Neosho Capital market commentary for the first quarter ended March 31, 2015.
To the Friends of Neosho Capital,
It was a very good quarter for European equities markets in general despite the ongoing wrangling between the Eurozone and Greece over the Greek bailout package. European markets have responded positively to their version of Quantitative Easing (a $1.2 trillion bond buying program). European QE at present seems to be having the intended effect on the Euro and the European bond market: the currency has dumped 20% of its value against the Dollar and an increasing number of Euro bonds, sovereign and private, have negative yields. Whether Euro QE will translate to sustained economic growth and substantial job creation remains to be seen and is the subject of our commentary this month.
Things weren’t quite as rosy in Brazil and Russia with their economies heavily dependent on oil, gas, metals, and other commodities. With falling prices, both economies are forecast to have negative GDP growth in 2015. Furthermore, the leaders of both countries are facing major political issues at home. Brazilian and Russian equities have been punished, and we have remained cautious and conservative in valuing securities in those markets. In keeping with our sensitivity to leverage, we are avoiding companies that took on cheap Dollar debt over the past 2-4 years, but may now be facing rising debt service as a result of their home currencies being devalued against the Dollar (i.e. more Reals/Rubles needed to service the same amount of Dollar debt). Valuations in those markets look very inexpensive, and we will invest in Brazilian and Russian equities as long as the business fundamentals can hold up in a challenging environment.
We won’t get into the business of speculating on oil prices, but we do believe the ample evidence in tanker rentals, storage tanks, and pipelines that there is no shortage of global oil. Softness in oil and gas prices for the next year or would not surprise us. Wall Street analysts expect the United States may run out of storage space for crude oil very shortly. Presently the US has roughly 471 million barrels of oil in inventory, the highest level since 1930.

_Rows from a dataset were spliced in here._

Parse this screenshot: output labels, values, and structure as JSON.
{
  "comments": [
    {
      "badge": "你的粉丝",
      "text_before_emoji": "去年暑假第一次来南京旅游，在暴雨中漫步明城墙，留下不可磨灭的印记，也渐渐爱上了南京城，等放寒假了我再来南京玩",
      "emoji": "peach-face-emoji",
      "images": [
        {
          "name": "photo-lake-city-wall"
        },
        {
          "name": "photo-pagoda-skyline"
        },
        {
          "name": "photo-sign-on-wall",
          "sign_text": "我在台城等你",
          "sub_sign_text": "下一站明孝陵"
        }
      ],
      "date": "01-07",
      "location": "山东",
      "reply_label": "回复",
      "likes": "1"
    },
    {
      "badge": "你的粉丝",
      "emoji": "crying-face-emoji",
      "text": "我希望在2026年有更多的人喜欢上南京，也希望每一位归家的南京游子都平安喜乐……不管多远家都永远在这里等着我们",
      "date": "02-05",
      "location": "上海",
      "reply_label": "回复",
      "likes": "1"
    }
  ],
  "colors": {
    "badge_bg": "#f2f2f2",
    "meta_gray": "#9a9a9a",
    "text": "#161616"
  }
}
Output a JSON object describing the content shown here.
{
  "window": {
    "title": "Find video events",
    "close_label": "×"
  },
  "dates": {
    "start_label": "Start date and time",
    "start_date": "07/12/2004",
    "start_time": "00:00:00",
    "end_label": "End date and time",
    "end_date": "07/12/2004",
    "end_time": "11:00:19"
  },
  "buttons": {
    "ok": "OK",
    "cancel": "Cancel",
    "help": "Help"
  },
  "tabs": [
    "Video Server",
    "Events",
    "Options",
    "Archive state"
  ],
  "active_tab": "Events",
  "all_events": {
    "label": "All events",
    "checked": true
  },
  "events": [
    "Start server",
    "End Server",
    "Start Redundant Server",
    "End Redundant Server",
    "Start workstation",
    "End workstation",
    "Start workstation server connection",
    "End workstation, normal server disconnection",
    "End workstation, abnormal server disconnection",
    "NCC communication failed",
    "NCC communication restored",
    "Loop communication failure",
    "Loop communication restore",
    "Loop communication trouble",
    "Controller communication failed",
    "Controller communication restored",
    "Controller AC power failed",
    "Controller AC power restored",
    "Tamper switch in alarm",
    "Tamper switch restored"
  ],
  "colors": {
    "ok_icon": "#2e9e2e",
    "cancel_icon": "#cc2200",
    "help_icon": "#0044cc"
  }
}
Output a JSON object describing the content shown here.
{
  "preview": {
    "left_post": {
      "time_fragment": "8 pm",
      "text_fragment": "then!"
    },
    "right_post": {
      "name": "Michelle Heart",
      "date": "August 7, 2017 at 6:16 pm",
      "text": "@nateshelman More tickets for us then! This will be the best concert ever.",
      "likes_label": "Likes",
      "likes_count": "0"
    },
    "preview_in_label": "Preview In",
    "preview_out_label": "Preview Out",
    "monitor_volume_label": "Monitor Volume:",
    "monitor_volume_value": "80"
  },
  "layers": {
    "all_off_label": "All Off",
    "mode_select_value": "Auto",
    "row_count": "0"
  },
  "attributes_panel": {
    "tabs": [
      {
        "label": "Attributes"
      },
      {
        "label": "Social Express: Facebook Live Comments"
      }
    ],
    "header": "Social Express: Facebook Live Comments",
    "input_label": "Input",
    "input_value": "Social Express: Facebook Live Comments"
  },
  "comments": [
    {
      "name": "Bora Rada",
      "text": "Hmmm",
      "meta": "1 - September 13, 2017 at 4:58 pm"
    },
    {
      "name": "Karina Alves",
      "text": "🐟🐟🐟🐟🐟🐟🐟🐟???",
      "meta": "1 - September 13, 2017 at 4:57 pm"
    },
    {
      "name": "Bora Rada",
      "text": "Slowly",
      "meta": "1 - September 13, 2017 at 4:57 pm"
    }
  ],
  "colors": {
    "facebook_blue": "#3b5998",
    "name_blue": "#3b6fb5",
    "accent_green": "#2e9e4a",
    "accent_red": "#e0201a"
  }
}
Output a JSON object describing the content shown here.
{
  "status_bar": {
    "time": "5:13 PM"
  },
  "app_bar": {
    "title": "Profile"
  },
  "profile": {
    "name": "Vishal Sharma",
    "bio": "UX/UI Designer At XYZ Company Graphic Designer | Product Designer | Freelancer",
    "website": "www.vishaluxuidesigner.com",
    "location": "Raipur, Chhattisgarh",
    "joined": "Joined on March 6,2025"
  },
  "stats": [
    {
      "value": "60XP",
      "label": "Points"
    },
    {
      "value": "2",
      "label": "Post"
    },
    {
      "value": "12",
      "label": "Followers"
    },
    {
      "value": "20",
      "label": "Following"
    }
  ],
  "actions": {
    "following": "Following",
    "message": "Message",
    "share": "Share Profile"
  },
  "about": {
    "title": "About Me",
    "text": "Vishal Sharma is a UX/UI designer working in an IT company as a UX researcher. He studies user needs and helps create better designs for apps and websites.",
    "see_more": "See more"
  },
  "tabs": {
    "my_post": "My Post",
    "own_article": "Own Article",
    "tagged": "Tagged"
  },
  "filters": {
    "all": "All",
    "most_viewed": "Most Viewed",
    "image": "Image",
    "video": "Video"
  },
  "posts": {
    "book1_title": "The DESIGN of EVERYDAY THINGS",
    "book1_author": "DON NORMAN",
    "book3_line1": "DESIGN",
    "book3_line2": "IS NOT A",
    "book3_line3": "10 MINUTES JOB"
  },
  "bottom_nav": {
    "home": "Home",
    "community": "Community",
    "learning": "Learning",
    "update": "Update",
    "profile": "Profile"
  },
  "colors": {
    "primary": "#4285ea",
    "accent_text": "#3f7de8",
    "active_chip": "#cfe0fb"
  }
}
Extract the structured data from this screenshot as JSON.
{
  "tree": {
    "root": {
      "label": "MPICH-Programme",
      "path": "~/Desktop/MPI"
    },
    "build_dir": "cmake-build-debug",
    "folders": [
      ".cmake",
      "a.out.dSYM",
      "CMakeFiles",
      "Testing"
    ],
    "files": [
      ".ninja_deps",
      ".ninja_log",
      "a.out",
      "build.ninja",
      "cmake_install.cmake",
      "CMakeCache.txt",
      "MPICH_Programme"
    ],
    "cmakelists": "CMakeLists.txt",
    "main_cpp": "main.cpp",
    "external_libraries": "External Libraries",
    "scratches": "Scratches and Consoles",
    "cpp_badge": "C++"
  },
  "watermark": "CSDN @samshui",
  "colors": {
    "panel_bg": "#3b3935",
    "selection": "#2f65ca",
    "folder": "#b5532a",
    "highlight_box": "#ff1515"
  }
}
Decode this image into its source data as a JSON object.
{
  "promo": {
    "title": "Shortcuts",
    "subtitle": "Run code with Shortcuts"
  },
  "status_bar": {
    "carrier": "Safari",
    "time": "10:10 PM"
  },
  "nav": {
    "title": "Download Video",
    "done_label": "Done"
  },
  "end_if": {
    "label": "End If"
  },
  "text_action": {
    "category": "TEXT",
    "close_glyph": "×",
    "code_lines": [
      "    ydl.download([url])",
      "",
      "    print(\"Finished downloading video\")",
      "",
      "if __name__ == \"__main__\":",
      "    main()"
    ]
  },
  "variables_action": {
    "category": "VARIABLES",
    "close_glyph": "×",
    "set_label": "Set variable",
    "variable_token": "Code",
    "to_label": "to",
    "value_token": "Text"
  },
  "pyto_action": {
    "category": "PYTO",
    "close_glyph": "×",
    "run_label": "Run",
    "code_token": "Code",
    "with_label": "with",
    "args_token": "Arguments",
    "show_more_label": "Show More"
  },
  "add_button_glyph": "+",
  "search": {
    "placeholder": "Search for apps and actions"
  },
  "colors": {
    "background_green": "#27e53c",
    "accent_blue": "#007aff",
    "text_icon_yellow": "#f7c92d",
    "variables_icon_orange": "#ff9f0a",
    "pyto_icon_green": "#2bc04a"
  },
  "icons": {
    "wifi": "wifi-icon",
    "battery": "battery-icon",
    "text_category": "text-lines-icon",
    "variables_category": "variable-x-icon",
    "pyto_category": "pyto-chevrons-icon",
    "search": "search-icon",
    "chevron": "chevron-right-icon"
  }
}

Neosho Capital – ECB NIRP and QE: The Charge of the Monetary Light Brigade
Last quarter we focused on Japan’s “monetary banzai charge” in its battle against deflation and low growth, so it is only fitting that this quarter we turn our attention towards Europe and the adoption by the European Central Bank (ECB) of a negative interest rate policy (NIRP) to go along with its planned $1.2 trillion of bond purchases.1 Spoiler Alert: in keeping with our view on Japanese monetary efforts, likewise we believe the Europeans are well-meaning, but misguided, in their efforts to solve demographic, cultural, and political problems with massive monetary manipulations of exchange rates and securities markets.
In June of 2014, ECB President Draghi formally initiated NIRP by announcing that the ECB would pay -0.10% on particular kinds of deposits which the ECB accepts from its member banks. In essence, European banks that had excess reserves will now pay for the privilege to park those funds at the central bank, the first such move by any of the major central banks in history. Denmark and Sweden were the first to dip their toes into NIRP back in the 2010 timeframe. A Danish banker likened dealing with negative rates as “learning to drive a car backwards.” Indeed, there is even such a thing as “negative mortgage interest” home loans in Denmark, if the concept of negative deposit rates was not enough to boggle the economic mind.
Draghi followed this move up in March of this year by initiating Quantitative Easing via monthly sovereign bond purchases of €60 billion until at least September 2016 (18 months), or roughly $1.2 trillion in total bond purchases.2 The scale of European QE is about 1/3 the size of the Japanese effort and 1/4 the size of the Fed’s QE program. Given this gap in scale, it must be Mr. Draghi’s hope that negative interest rates (now with a lower bound of -0.20%) will somehow catalyze or magnify the impact of its significantly smaller QE bond purchasing program.
The two charts below, tracking the 2 and 10year European and US bond yields tell the tale of the tape as far as Europe’s NIRP’d and QE’d interest rates go. For the typical 2 year sovereign bond in Europe you can expect to pay 25 basis points each year for the privilege of owning a Euro-denominated government bond versus earning about 50 basis points per annum owning its US equivalent. If you extend your timeframe to 10 years, you will receive a whopping 0.19% of interest annually over the coming decade. The compound return of such an investment, before transaction costs, will be 1.9% for the entire ten year period. Meanwhile almost 10 times that amount of interest is available for those willing to take the perilous trip across the Atlantic to buy10 year US government bonds. We find neither investment particularly compelling.
It is safe to say that nominal interest rates (i.e. quoted and advertised rates) have never been lower in the US, Europe (including its German, French, Italian, and Dutch antecedents), the UK, Switzerland, and Japan going back to the dawn of reliable information on such things, which can be 1900, 1850, or 1800, depending on the country in question. This is undoubtedly a pivotal moment in global financial history, one that any long-term participant will mark as they do the record high US Treasury yields of 1981, the Crash of 1987, the Dot Com Bubble Burst of 2001, and the Lehman Crisis of 2008/9. These 5 major currencies easily account for 75% plus of global trade and wealth.
See full PDF below.